• **WHAT THE TASK ASKS**
Across the listing below, count the lines with "change" in them. Write nothing but the number.

◇ ◇ ◇

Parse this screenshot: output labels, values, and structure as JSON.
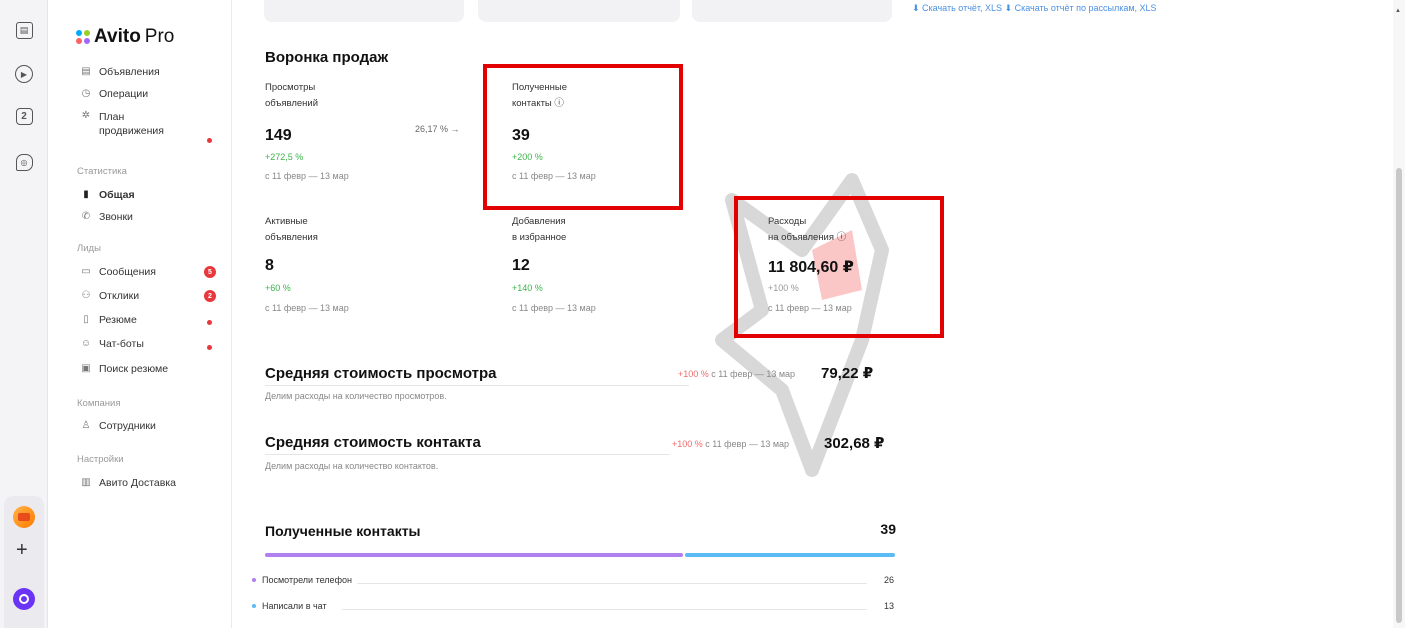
{
  "brand": {
    "name": "Avito",
    "suffix": " Pro"
  },
  "colors": {
    "accent_red": "#e8383d",
    "link_blue": "#4a90e2",
    "green": "#3cb44b",
    "highlight_box": "#e30000",
    "bar_purple": "#b07ff0",
    "bar_blue": "#5bbcf5"
  },
  "rail": {
    "icons": [
      "docs-icon",
      "play-circle-icon",
      "two-square-icon",
      "chat-bubble-icon"
    ],
    "badge2": "2",
    "add": "+"
  },
  "sidebar": {
    "items": [
      {
        "label": "Объявления",
        "icon": "list-icon"
      },
      {
        "label": "Операции",
        "icon": "clock-icon"
      },
      {
        "label": "План",
        "label2": "продвижения",
        "icon": "lightbulb-icon"
      }
    ],
    "section_stats": "Статистика",
    "stats_items": [
      {
        "label": "Общая",
        "icon": "bar-chart-icon"
      },
      {
        "label": "Звонки",
        "icon": "phone-icon"
      }
    ],
    "section_leads": "Лиды",
    "leads_items": [
      {
        "label": "Сообщения",
        "icon": "message-icon",
        "badge": "5"
      },
      {
        "label": "Отклики",
        "icon": "people-icon",
        "badge": "2"
      },
      {
        "label": "Резюме",
        "icon": "doc-icon"
      },
      {
        "label": "Чат-боты",
        "icon": "bot-icon"
      },
      {
        "label": "Поиск резюме",
        "icon": "search-doc-icon"
      }
    ],
    "section_company": "Компания",
    "company_items": [
      {
        "label": "Сотрудники",
        "icon": "person-icon"
      }
    ],
    "section_settings": "Настройки",
    "settings_items": [
      {
        "label": "Авито Доставка",
        "icon": "delivery-icon"
      }
    ]
  },
  "funnel": {
    "title": "Воронка продаж",
    "views": {
      "label1": "Просмотры",
      "label2": "объявлений",
      "value": "149",
      "change": "+272,5 %",
      "period": "с 11 февр — 13 мар"
    },
    "conversion": "26,17 % →",
    "contacts": {
      "label1": "Полученные",
      "label2": "контакты ⓘ",
      "value": "39",
      "change": "+200 %",
      "period": "с 11 февр — 13 мар"
    },
    "active": {
      "label1": "Активные",
      "label2": "объявления",
      "value": "8",
      "change": "+60 %",
      "period": "с 11 февр — 13 мар"
    },
    "favorites": {
      "label1": "Добавления",
      "label2": "в избранное",
      "value": "12",
      "change": "+140 %",
      "period": "с 11 февр — 13 мар"
    },
    "spend": {
      "label1": "Расходы",
      "label2": "на объявления ⓘ",
      "value": "11 804,60 ₽",
      "change": "+100 %",
      "period": "с 11 февр — 13 мар"
    }
  },
  "avg_view": {
    "title": "Средняя стоимость просмотра",
    "desc": "Делим расходы на количество просмотров.",
    "change": "+100 %",
    "period": " с 11 февр — 13 мар",
    "value": "79,22 ₽"
  },
  "avg_contact": {
    "title": "Средняя стоимость контакта",
    "desc": "Делим расходы на количество контактов.",
    "change": "+100 %",
    "period": " с 11 февр — 13 мар",
    "value": "302,68 ₽"
  },
  "contacts_block": {
    "title": "Полученные контакты",
    "total": "39",
    "split": [
      0.667,
      0.333
    ],
    "rows": [
      {
        "label": "Посмотрели телефон",
        "value": "26",
        "color": "#b07ff0"
      },
      {
        "label": "Написали в чат",
        "value": "13",
        "color": "#5bbcf5"
      }
    ]
  },
  "top": {
    "links": "⬇ Скачать отчёт, XLS   ⬇ Скачать отчёт по рассылкам, XLS"
  }
}
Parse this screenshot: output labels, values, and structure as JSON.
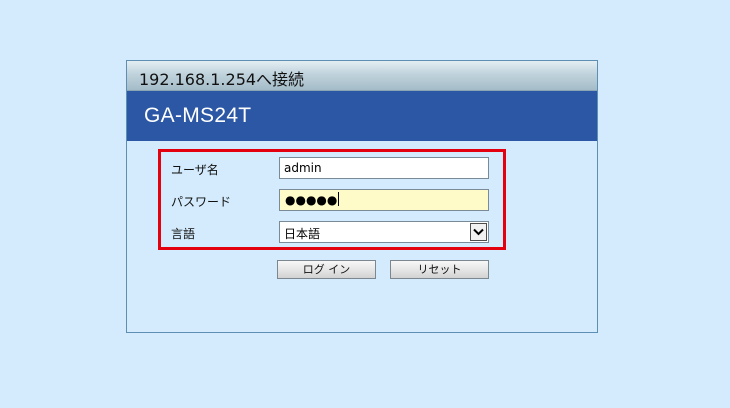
{
  "window": {
    "title": "192.168.1.254へ接続"
  },
  "banner": {
    "product_name": "GA-MS24T"
  },
  "form": {
    "username": {
      "label": "ユーザ名",
      "value": "admin"
    },
    "password": {
      "label": "パスワード",
      "masked_value": "●●●●●"
    },
    "language": {
      "label": "言語",
      "selected": "日本語"
    }
  },
  "buttons": {
    "login": "ログ イン",
    "reset": "リセット"
  },
  "colors": {
    "page_background": "#d3ebfc",
    "banner": "#2c57a5",
    "highlight_border": "#e3000f",
    "password_field": "#fffbc8"
  },
  "icons": {
    "dropdown": "chevron-down-icon"
  }
}
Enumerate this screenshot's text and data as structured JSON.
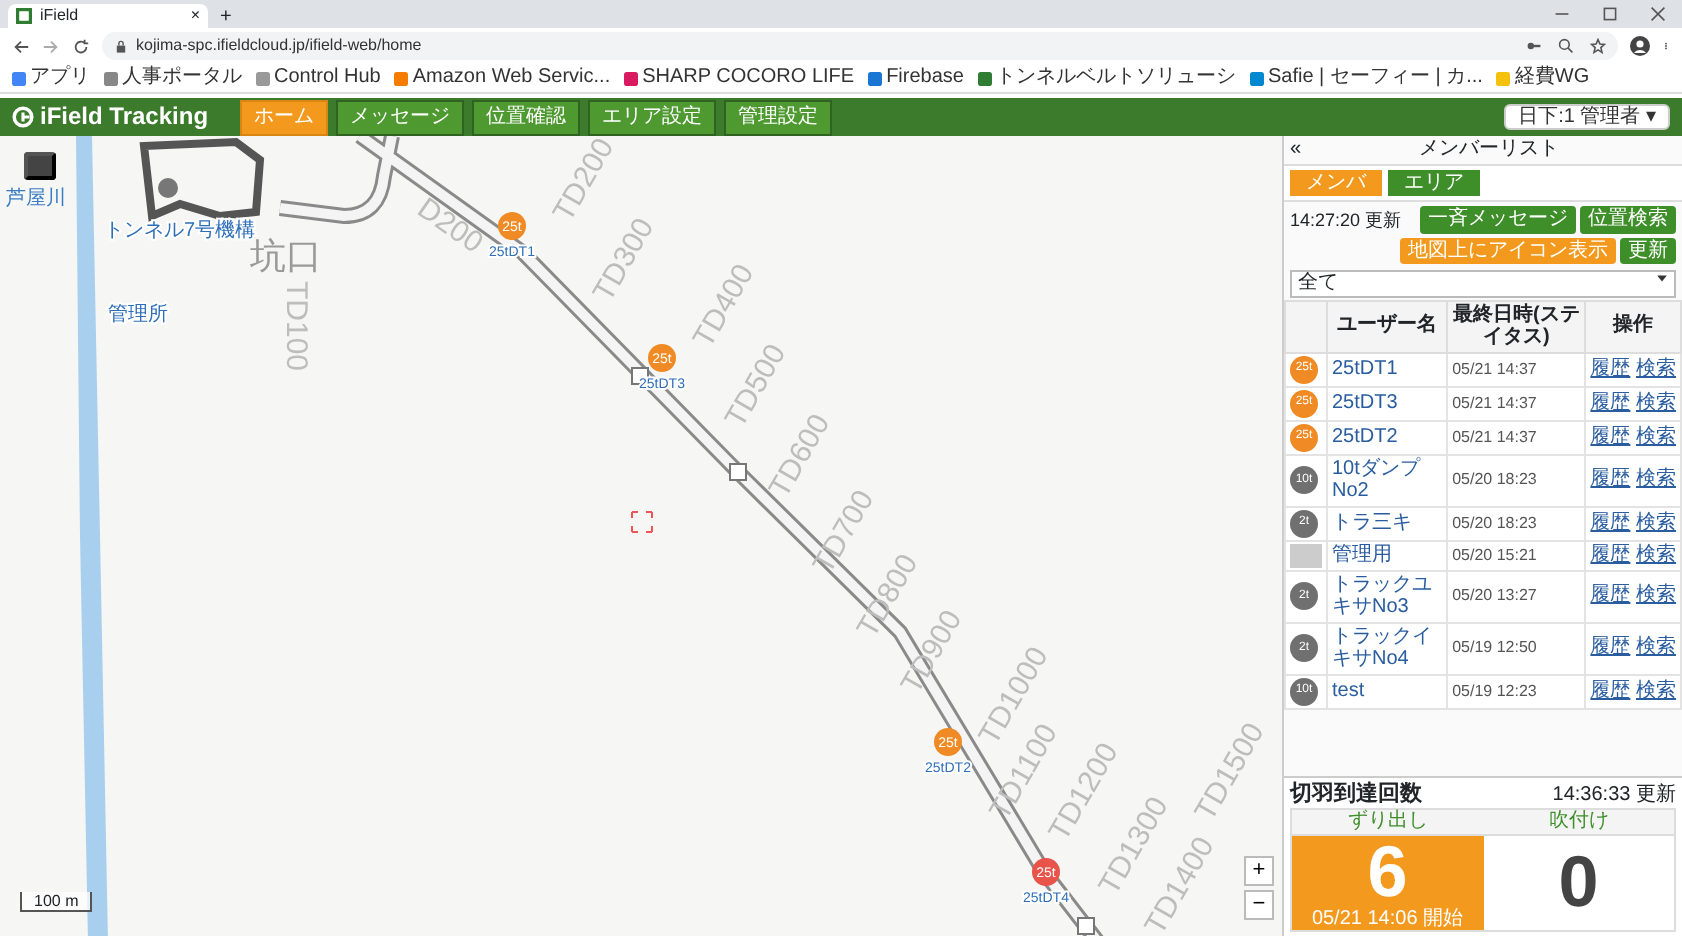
{
  "browser": {
    "tab_title": "iField",
    "tab_close": "×",
    "new_tab": "+",
    "url": "kojima-spc.ifieldcloud.jp/ifield-web/home",
    "bookmarks": [
      "アプリ",
      "人事ポータル",
      "Control Hub",
      "Amazon Web Servic...",
      "SHARP COCORO LIFE",
      "Firebase",
      "トンネルベルトソリューシ",
      "Safie | セーフィー | カ...",
      "経費WG"
    ]
  },
  "app": {
    "logo": "iField Tracking",
    "nav": [
      {
        "label": "ホーム",
        "selected": true
      },
      {
        "label": "メッセージ",
        "selected": false
      },
      {
        "label": "位置確認",
        "selected": false
      },
      {
        "label": "エリア設定",
        "selected": false
      },
      {
        "label": "管理設定",
        "selected": false
      }
    ],
    "user_menu": "日下:1 管理者 ▾"
  },
  "map": {
    "stations": [
      "TD100",
      "D200",
      "TD200",
      "TD300",
      "TD400",
      "TD500",
      "TD600",
      "TD700",
      "TD800",
      "TD900",
      "TD1000",
      "TD1100",
      "TD1200",
      "TD1300",
      "TD1400",
      "TD1500"
    ],
    "places": [
      {
        "label": "芦屋川",
        "kind": "water"
      },
      {
        "label": "トンネル7号機構",
        "kind": "facility"
      },
      {
        "label": "管理所",
        "kind": "facility"
      },
      {
        "label": "坑口",
        "kind": "area"
      }
    ],
    "markers": [
      {
        "text": "25t",
        "label": "25tDT1",
        "color": "#f08a24"
      },
      {
        "text": "25t",
        "label": "25tDT3",
        "color": "#f08a24"
      },
      {
        "text": "25t",
        "label": "25tDT2",
        "color": "#f08a24"
      },
      {
        "text": "25t",
        "label": "25tDT4",
        "color": "#e8534a"
      }
    ],
    "scale": "100 m",
    "zoom": [
      "+",
      "−"
    ]
  },
  "member_panel": {
    "title": "メンバーリスト",
    "collapse": "«",
    "tabs": [
      {
        "label": "メンバ",
        "selected": true
      },
      {
        "label": "エリア",
        "selected": false
      }
    ],
    "updated": "14:27:20 更新",
    "buttons": [
      {
        "label": "一斉メッセージ",
        "color": "#3e8e2a"
      },
      {
        "label": "位置検索",
        "color": "#3e8e2a"
      },
      {
        "label": "地図上にアイコン表示",
        "color": "#f39a1e"
      },
      {
        "label": "更新",
        "color": "#3e8e2a"
      }
    ],
    "filter": "全て",
    "columns": [
      "ユーザー名",
      "最終日時(ステイタス)",
      "操作"
    ],
    "rows": [
      {
        "avatar": {
          "kind": "circle",
          "text": "25t",
          "color": "#f08a24"
        },
        "name": "25tDT1",
        "time": "05/21 14:37",
        "actions": [
          "履歴",
          "検索"
        ]
      },
      {
        "avatar": {
          "kind": "circle",
          "text": "25t",
          "color": "#f08a24"
        },
        "name": "25tDT3",
        "time": "05/21 14:37",
        "actions": [
          "履歴",
          "検索"
        ]
      },
      {
        "avatar": {
          "kind": "circle",
          "text": "25t",
          "color": "#f08a24"
        },
        "name": "25tDT2",
        "time": "05/21 14:37",
        "actions": [
          "履歴",
          "検索"
        ]
      },
      {
        "avatar": {
          "kind": "circle",
          "text": "10t",
          "color": "#707070"
        },
        "name": "10tダンプNo2",
        "time": "05/20 18:23",
        "actions": [
          "履歴",
          "検索"
        ]
      },
      {
        "avatar": {
          "kind": "circle",
          "text": "2t",
          "color": "#707070"
        },
        "name": "トラ三キ",
        "time": "05/20 18:23",
        "actions": [
          "履歴",
          "検索"
        ]
      },
      {
        "avatar": {
          "kind": "photo"
        },
        "name": "管理用",
        "time": "05/20 15:21",
        "actions": [
          "履歴",
          "検索"
        ]
      },
      {
        "avatar": {
          "kind": "circle",
          "text": "2t",
          "color": "#707070"
        },
        "name": "トラックユキサNo3",
        "time": "05/20 13:27",
        "actions": [
          "履歴",
          "検索"
        ]
      },
      {
        "avatar": {
          "kind": "circle",
          "text": "2t",
          "color": "#707070"
        },
        "name": "トラックイキサNo4",
        "time": "05/19 12:50",
        "actions": [
          "履歴",
          "検索"
        ]
      },
      {
        "avatar": {
          "kind": "circle",
          "text": "10t",
          "color": "#707070"
        },
        "name": "test",
        "time": "05/19 12:23",
        "actions": [
          "履歴",
          "検索"
        ]
      }
    ]
  },
  "arrival": {
    "title": "切羽到達回数",
    "updated": "14:36:33 更新",
    "counters": [
      {
        "label": "ずり出し",
        "value": "6",
        "note": "05/21 14:06 開始",
        "active": true
      },
      {
        "label": "吹付け",
        "value": "0",
        "active": false
      }
    ]
  }
}
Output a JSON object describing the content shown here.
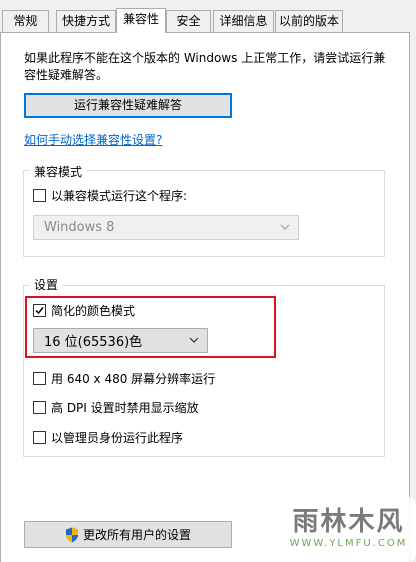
{
  "tabs": [
    {
      "label": "常规"
    },
    {
      "label": "快捷方式"
    },
    {
      "label": "兼容性"
    },
    {
      "label": "安全"
    },
    {
      "label": "详细信息"
    },
    {
      "label": "以前的版本"
    }
  ],
  "compat": {
    "intro_text": "如果此程序不能在这个版本的 Windows 上正常工作，请尝试运行兼容性疑难解答。",
    "troubleshoot_button": "运行兼容性疑难解答",
    "manual_link": "如何手动选择兼容性设置?",
    "mode_group": {
      "title": "兼容模式",
      "checkbox_label": "以兼容模式运行这个程序:",
      "checked": false,
      "os_select_value": "Windows 8"
    },
    "settings_group": {
      "title": "设置",
      "reduced_color": {
        "label": "简化的颜色模式",
        "checked": true
      },
      "color_select_value": "16 位(65536)色",
      "res640": {
        "label": "用 640 x 480 屏幕分辨率运行",
        "checked": false
      },
      "high_dpi": {
        "label": "高 DPI 设置时禁用显示缩放",
        "checked": false
      },
      "admin": {
        "label": "以管理员身份运行此程序",
        "checked": false
      }
    },
    "all_users_button": "更改所有用户的设置"
  },
  "watermark": {
    "brand": "雨林木风",
    "url": "WWW.YLMFU.COM"
  },
  "colors": {
    "accent": "#0078d7",
    "highlight": "#d9131f",
    "link": "#0066cc"
  },
  "icons": {
    "shield": "uac-shield-icon",
    "check": "checkmark",
    "dropdown": "chevron-down-icon"
  }
}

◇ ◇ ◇

• **RESULT OF THIS EXERCISE**
7